China is far from offering an alternative to the US dollar in the world system, but it has challenged the status quo on investment policy, who gets funds and on what conditions. Of course, this is done China's interests, so that it can get access to raw materials, etc. However, the evidence suggests that this has also had more of a development effect than was the case with previous western-led investment.

All of this goes beyond the more narrow issue of which currency is a 'reserve currency', by which is usually meant being one of the currencies held in a central bank's foreign exchange reserves. The renminbi has only a minuscule proportion of reserves, but China's investment policy and its ability to offer (US dollar) funds has been much more important.

One of the ironies of how the global financial system works is that, at least up until now, financial crises have actually strengthened the financial position of the US. After all, they are providing the world's money! So, you should not count on a financial crisis to bring the system down by itself.

The imperialist countries need to maintain their financial (and other economic) privileges to keep welfare spending. But in a crisis, that becomes more difficult. So the ruling class in each of the powerful countries has a problem of implementing austerity while maintaining social peace, and support of imperialist policy. Unfortunately, this is not too difficult for them. The politics of workers in many countries is to blame 'immigrants' for putting demands on the welfare system, and that is why we have seen the rise of UKIP in the UK (together with xenophobic policies from the other parties) and worse in a number of other European countries.

Tony Norfield, 20 October 2014

John Smith said...

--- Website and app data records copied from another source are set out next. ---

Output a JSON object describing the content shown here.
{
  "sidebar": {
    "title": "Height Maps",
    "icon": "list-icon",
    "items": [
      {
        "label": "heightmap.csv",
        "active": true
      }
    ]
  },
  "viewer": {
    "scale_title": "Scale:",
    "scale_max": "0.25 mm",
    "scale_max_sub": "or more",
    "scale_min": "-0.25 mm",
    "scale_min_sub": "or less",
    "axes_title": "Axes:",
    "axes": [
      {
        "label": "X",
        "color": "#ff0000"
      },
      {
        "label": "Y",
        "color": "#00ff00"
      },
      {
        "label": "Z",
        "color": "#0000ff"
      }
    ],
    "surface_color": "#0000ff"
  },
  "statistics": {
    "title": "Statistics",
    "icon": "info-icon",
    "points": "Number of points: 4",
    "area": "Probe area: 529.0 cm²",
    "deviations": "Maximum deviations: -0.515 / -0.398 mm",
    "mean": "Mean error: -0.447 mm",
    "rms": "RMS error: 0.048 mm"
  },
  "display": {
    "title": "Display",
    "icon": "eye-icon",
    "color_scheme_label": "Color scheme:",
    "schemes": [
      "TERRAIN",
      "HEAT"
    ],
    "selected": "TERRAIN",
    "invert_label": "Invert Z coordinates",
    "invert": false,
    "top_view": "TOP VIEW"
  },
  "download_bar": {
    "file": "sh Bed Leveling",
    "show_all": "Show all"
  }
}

In your original article, each T-shirt maker earned '1.36 euros per day, based on a 10-12 hour day', so, let's say 13.6 euro cents per hour; and each machine produced 250 T-shirts per hour. We can safely assume one machinist per machine; helpers are also employed, typically at much lower wages, with one helper serving more than one machinist. If we conservatively assume one helper per machine, and that s/he is paid the same as the machinist, this means 27.2 euro cents per 250 T-shirts - i.e. a little over a tenth of a cent per T-shirt. The 77% pay increase won in November 2013 in the aftermath of the Rana Plaza disaster (which still leaves Bangladeshi garment workers' wages at one-fifth of what they need to achieve a living wage, according to the Asia Floor Wage Alliance) might raise the direct labour cost to a fifth of one cent per T-shirt. Of course, a similar calculation can be performed on the cost of raw materials and sewing machines, but neither of these are manufactured in Bangladesh, so we can safely say that, on the Der Spiegel figures used in your original article, Bangladeshi T-shirt makers actually receive far less than one euro cent per T-shirt.
250 T-shirts per hour works out at 14.4 seconds per shirt; a hellish work pace to keep up for a 10-12 hour day, and it's hard to imagine how this is enough time to hem the neck and sleeves and sew on a label. I therefore wonder whether there's some inaccuracies or missing details in the original Der Spiegel article. In any case, the T-shirt is about a simple as garments get; a lot more labour is required to produce tailored and be-buttoned garments, but then their mark-ups are higher still: the mark-up on the production cost (inc. shipping) of the Der Speigel T-shirt was 152%. Dan Duane estimates that a Bangladesh-made KP MacLane polo shirt, retailing in the USA for $175, generates a cool 718% mark-up on its cost of production, while a Herm├Ęs polo shirt retailing at $455 boasts a mark-up in excess of 1800% (see